Foreign Secretary Mr Raab, who is deputising for the PM as he recovers from Covid-19, and Sir Keir will be in the House of Commons chamber among up to 50 MPs permitted to attend.
Some 120 more can take part remotely through the Zoom video-conferencing platform in the first PMQs since Parliament rose early a month ago because of the crisis.
It comes as the Government faces allegations of being slow to act in imposing a lockdown on the UK as other countries took the drastic measure.
Sir Ed Davey, the Liberal Democrat’s acting co-leader, has called for an independent inquiry to be held into its “shocking failures” and “slow response” to the crisis.
As the death toll exceeded 17,000, the Government also came under fire with its commitment to reach 100,000 tests per day by the end of the month appearing an ambitious hope.
Ahead of the first ever virtual PMQs later on Wednesday, Health Secretary Matt Hancock said the Government is “throwing everything” at developing a coronavirus vaccine.
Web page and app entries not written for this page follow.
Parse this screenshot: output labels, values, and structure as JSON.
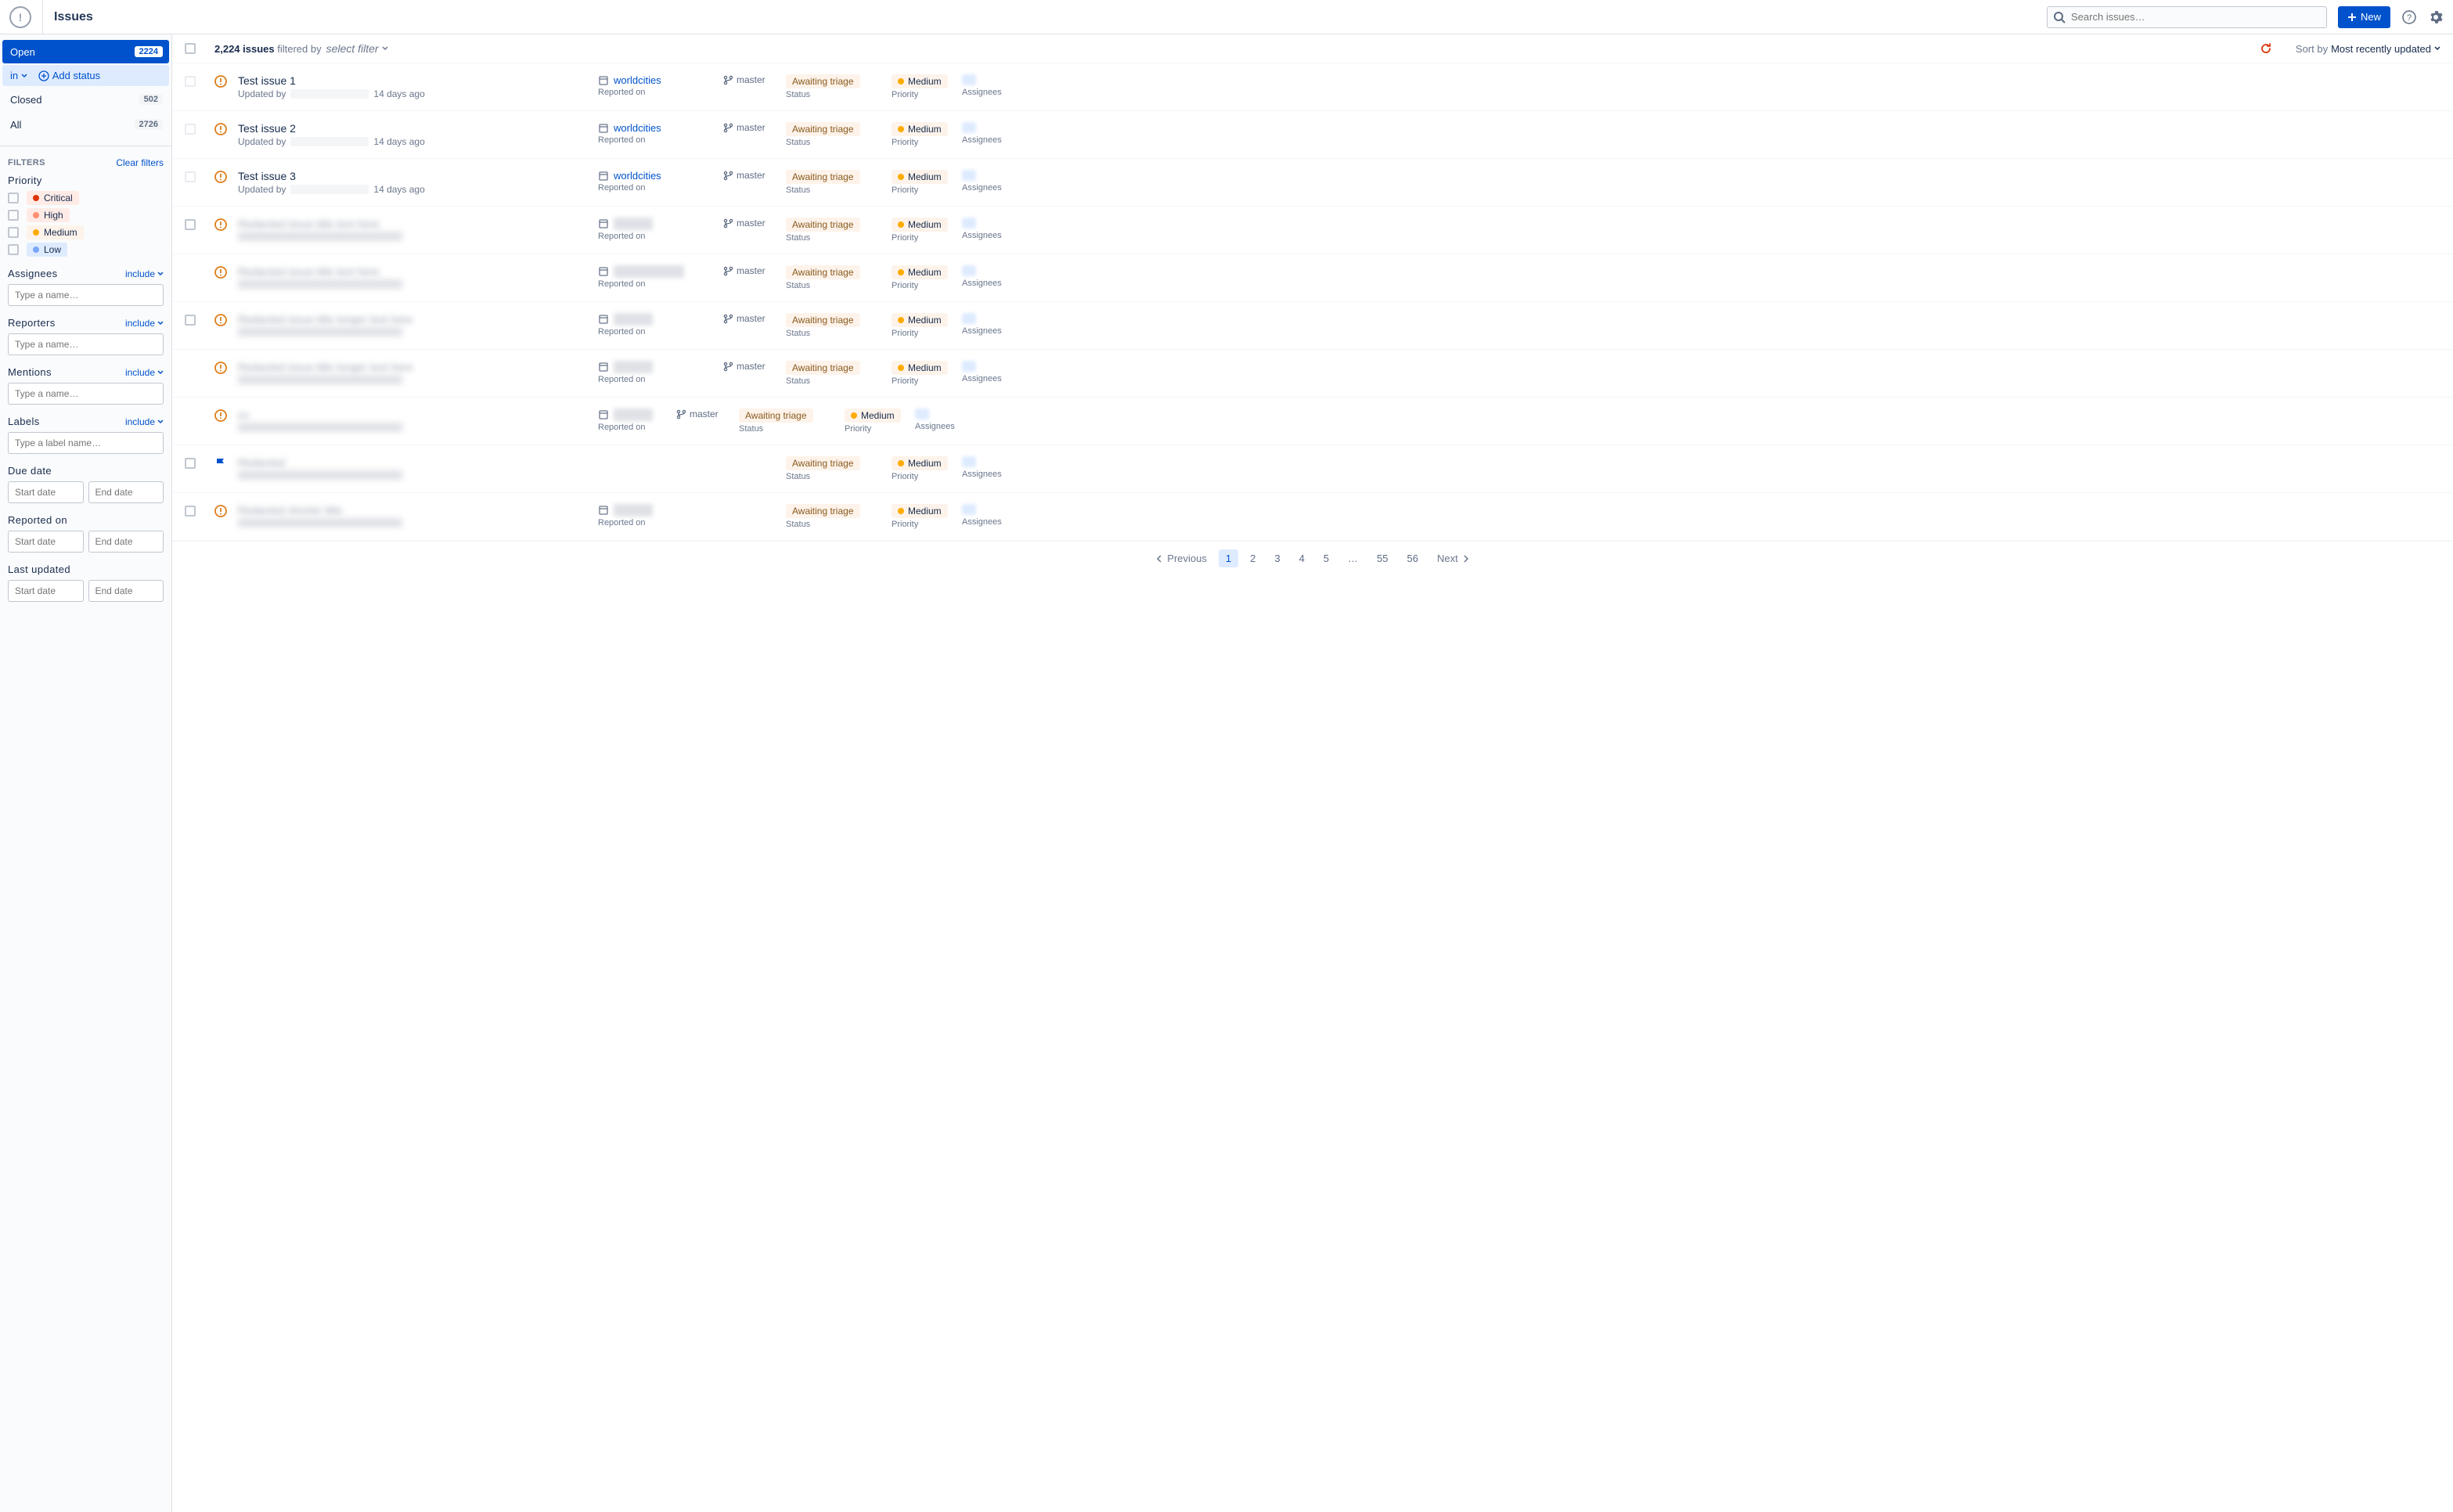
{
  "header": {
    "title": "Issues",
    "search_placeholder": "Search issues…",
    "new_button": "New"
  },
  "sidebar": {
    "statuses": [
      {
        "label": "Open",
        "count": "2224",
        "active": true
      },
      {
        "label": "Closed",
        "count": "502",
        "active": false
      },
      {
        "label": "All",
        "count": "2726",
        "active": false
      }
    ],
    "sub_status": {
      "in_label": "in",
      "add_label": "Add status"
    },
    "filters_title": "Filters",
    "clear_filters": "Clear filters",
    "priority": {
      "title": "Priority",
      "options": [
        {
          "label": "Critical",
          "bg": "#ffebe6",
          "dot": "#de350b"
        },
        {
          "label": "High",
          "bg": "#ffebe6",
          "dot": "#ff8f73"
        },
        {
          "label": "Medium",
          "bg": "#fdf3ea",
          "dot": "#ffab00"
        },
        {
          "label": "Low",
          "bg": "#deebff",
          "dot": "#79a6f6"
        }
      ]
    },
    "assignees": {
      "title": "Assignees",
      "mode": "include",
      "placeholder": "Type a name…"
    },
    "reporters": {
      "title": "Reporters",
      "mode": "include",
      "placeholder": "Type a name…"
    },
    "mentions": {
      "title": "Mentions",
      "mode": "include",
      "placeholder": "Type a name…"
    },
    "labels": {
      "title": "Labels",
      "mode": "include",
      "placeholder": "Type a label name…"
    },
    "due_date": {
      "title": "Due date",
      "start": "Start date",
      "end": "End date"
    },
    "reported_on": {
      "title": "Reported on",
      "start": "Start date",
      "end": "End date"
    },
    "last_updated": {
      "title": "Last updated",
      "start": "Start date",
      "end": "End date"
    }
  },
  "list": {
    "count": "2,224 issues",
    "filtered_by": "filtered by",
    "select_filter": "select filter",
    "sort_by": "Sort by",
    "sort_value": "Most recently updated",
    "status_label": "Status",
    "priority_label": "Priority",
    "assignees_label": "Assignees",
    "reported_on_label": "Reported on",
    "issues": [
      {
        "title": "Test issue 1",
        "updated": "14 days ago",
        "repo": "worldcities",
        "branch": "master",
        "status": "Awaiting triage",
        "priority": "Medium",
        "blurred": false,
        "has_branch": true,
        "has_repo": true,
        "icon": "alert",
        "cb_dim": true
      },
      {
        "title": "Test issue 2",
        "updated": "14 days ago",
        "repo": "worldcities",
        "branch": "master",
        "status": "Awaiting triage",
        "priority": "Medium",
        "blurred": false,
        "has_branch": true,
        "has_repo": true,
        "icon": "alert",
        "cb_dim": true
      },
      {
        "title": "Test issue 3",
        "updated": "14 days ago",
        "repo": "worldcities",
        "branch": "master",
        "status": "Awaiting triage",
        "priority": "Medium",
        "blurred": false,
        "has_branch": true,
        "has_repo": true,
        "icon": "alert",
        "cb_dim": true
      },
      {
        "title": "Redacted issue title text here",
        "updated": "",
        "repo": "",
        "branch": "master",
        "status": "Awaiting triage",
        "priority": "Medium",
        "blurred": true,
        "has_branch": true,
        "has_repo": true,
        "icon": "alert",
        "cb_dim": false
      },
      {
        "title": "Redacted issue title text here",
        "updated": "",
        "repo": "",
        "branch": "master",
        "status": "Awaiting triage",
        "priority": "Medium",
        "blurred": true,
        "has_branch": true,
        "has_repo": true,
        "icon": "alert",
        "cb_dim": false,
        "no_cb": true,
        "repo_wide": true
      },
      {
        "title": "Redacted issue title longer text here",
        "updated": "",
        "repo": "",
        "branch": "master",
        "status": "Awaiting triage",
        "priority": "Medium",
        "blurred": true,
        "has_branch": true,
        "has_repo": true,
        "icon": "alert",
        "cb_dim": false
      },
      {
        "title": "Redacted issue title longer text here",
        "updated": "",
        "repo": "",
        "branch": "master",
        "status": "Awaiting triage",
        "priority": "Medium",
        "blurred": true,
        "has_branch": true,
        "has_repo": true,
        "icon": "alert",
        "cb_dim": false,
        "no_cb": true
      },
      {
        "title": "xx",
        "updated": "",
        "repo": "",
        "branch": "master",
        "status": "Awaiting triage",
        "priority": "Medium",
        "blurred": true,
        "has_branch": true,
        "has_repo": true,
        "icon": "alert",
        "cb_dim": false,
        "no_cb": true,
        "branch_offset": true
      },
      {
        "title": "Redacted",
        "updated": "",
        "repo": "",
        "branch": "",
        "status": "Awaiting triage",
        "priority": "Medium",
        "blurred": true,
        "has_branch": false,
        "has_repo": false,
        "icon": "flag",
        "cb_dim": false
      },
      {
        "title": "Redacted shorter title",
        "updated": "",
        "repo": "",
        "branch": "",
        "status": "Awaiting triage",
        "priority": "Medium",
        "blurred": true,
        "has_branch": false,
        "has_repo": true,
        "icon": "alert",
        "cb_dim": false
      }
    ]
  },
  "pagination": {
    "prev": "Previous",
    "pages": [
      "1",
      "2",
      "3",
      "4",
      "5",
      "…",
      "55",
      "56"
    ],
    "next": "Next",
    "active": "1"
  }
}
He announced that human trials led by the University of Oxford will begin on Thursday.
Mr Hancock said it was clear that the “best way to defeat coronavirus is through a vaccine” and that “rapid progress” was being made.
Oxford, where the team is being led by Professor Sarah Gilbert, has said it hopes to have at least a million doses of its vaccine ready in September, while Imperial hopes to start clinical trials in June.
On the issue of Covid-19 testing, Mr Hancock said it was “terrific” that capacity was increasing across the UK, saying it was further ahead than the planned trajectory.
This is despite the fact less than half of the available coronavirus testing capacity has been used, with just 19,316 tests conducted in the 24 hours to 9am on Monday against capacity for 39,250.
The Government is likely to face further questions about its participation in an EU scheme to secure vital equipment.
This comes after the Foreign Office’s top civil servant, Sir Simon McDonald, made an extraordinary U-turn in withdrawing his own claim that the UK did not take part because of a “political decision”.
Sir Simon wrote to the Commons foreign affairs committee to say his earlier evidence was “incorrect”.
He said the UK had not initially joined the scheme because of a “communication problem”, after Mr Hancock was forced to deny the earlier claim.